I love artists whose work is unlike mine, but make me think in a new way, or surprise me and inspire me conceptually, eg. Howard Hodgkin, Cornelia Parker, Richard Wentworth, and James Turrell. I’m also inspired by illustrators, such as Tove Jansson, Quentin Blake and Laura Carlin.
Explain your work in up to 40 words.
I’m an illustrator and printmaker, working in etching and mokuhanga (Japanese woodblock), and my prints are generally small and delicate. Being Eurasian, my work explores ideas about sense of place, belonging and mixed heritage.
Do you pursue any themes? If so, what?
My work often features ceramics, specifically chinaware concerning tea. Tea, and its visual history, is endlessly fascinating to me. I’m inspired by ordinary things, like the teacups we use every day.
Describe your studio practice? Do you have any habits or rituals when producing art?
I can only start making prints when the studio or place I’m working is completely clean and tidy. It quickly becomes chaotic, but it has to start tidy!
Where is your favorite place to do work? Do you have a dedicated workspace or routine?

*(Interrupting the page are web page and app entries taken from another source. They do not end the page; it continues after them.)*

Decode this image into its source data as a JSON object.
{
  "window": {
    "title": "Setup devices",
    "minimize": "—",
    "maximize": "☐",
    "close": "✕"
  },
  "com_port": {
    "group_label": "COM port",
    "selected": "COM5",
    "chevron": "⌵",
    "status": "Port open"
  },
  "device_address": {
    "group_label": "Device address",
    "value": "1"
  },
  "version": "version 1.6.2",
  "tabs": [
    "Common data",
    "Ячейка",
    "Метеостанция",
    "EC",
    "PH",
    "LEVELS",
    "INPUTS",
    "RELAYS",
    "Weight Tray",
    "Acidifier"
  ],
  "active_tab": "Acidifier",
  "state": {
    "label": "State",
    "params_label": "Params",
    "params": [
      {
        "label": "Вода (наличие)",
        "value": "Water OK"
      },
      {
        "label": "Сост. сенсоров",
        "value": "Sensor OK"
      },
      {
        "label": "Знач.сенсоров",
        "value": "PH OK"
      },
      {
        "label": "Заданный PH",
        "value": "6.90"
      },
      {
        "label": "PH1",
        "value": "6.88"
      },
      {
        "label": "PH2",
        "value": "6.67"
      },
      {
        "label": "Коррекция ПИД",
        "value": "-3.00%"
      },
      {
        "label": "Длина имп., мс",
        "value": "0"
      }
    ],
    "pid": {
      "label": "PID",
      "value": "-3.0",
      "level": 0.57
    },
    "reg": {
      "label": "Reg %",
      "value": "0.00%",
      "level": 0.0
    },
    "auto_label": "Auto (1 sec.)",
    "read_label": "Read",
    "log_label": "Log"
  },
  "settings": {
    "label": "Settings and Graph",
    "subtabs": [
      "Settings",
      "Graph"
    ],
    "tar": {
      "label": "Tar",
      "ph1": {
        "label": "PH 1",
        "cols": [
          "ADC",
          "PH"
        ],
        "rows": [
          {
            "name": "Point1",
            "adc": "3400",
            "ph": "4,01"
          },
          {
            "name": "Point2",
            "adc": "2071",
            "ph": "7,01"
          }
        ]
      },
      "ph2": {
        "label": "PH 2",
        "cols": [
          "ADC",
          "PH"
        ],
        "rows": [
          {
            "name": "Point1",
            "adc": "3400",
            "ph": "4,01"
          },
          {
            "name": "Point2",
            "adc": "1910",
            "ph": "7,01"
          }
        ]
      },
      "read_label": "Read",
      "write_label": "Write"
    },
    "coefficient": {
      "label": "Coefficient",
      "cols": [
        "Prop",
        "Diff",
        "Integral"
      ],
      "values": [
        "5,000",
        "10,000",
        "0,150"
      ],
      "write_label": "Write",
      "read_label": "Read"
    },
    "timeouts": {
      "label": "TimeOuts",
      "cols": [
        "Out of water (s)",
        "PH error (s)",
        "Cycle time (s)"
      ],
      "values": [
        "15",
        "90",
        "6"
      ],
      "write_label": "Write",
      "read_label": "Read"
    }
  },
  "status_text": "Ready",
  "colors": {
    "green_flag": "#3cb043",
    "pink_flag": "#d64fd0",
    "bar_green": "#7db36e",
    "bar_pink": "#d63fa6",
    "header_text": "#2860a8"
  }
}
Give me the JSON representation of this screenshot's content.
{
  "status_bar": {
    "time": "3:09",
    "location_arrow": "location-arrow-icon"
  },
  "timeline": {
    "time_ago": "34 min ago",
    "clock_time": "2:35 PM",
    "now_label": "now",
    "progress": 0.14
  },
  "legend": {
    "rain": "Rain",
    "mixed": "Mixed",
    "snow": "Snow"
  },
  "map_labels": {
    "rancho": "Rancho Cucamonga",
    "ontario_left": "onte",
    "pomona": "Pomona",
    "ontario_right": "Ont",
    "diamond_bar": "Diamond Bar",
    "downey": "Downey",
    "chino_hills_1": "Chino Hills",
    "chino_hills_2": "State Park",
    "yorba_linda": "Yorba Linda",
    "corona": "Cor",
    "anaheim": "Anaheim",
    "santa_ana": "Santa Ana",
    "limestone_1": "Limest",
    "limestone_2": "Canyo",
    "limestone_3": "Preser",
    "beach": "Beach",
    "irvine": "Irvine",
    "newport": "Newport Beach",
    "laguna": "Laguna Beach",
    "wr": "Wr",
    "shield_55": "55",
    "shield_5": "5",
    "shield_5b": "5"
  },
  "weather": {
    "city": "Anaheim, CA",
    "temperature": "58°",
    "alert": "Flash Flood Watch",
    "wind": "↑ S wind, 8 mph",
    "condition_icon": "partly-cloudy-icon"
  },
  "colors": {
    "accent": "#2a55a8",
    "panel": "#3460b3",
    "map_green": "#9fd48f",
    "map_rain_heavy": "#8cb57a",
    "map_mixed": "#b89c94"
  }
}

Working in the print studio is one of my favourite things. It’s a separate environment from my daily life, and I’m then able to shift my mind into a creative mode. I do my illustration work in a design studio, but love making prints in a space where I can make a mess!
Do you do any research and what kind if you do?
I always do research before starting any project or artwork. Usually it’s visual research, in the form of sketches from museum or library visits. I sketch all the time, and my many sketchbooks become my inspiration and source of information.
How long have you been working in the medium used for your work for In The Details?
I made my first print at around 4 years old; a monoprint made at kindergarden, but formally learned etching at art college. I studied mokuhanga in 2004 in Japan.
What do you like about this medium and what are its challenges?
There’s something special about printmaking, an element of chance, that I absolutely love. Sometimes it doesn’t work out, but just as often it can be perfect! I’m concentrating on mokuhanga at the moment, and looking forward to experimenting more.
What would you like people to know about your work.
My works are prints, which means they are part of an edition of a certain number, but as I usually work into my prints individually afterwards, in a variety of ways, they then become unique pieces, and not part of an edition. That’s why they are usually marked 1/1.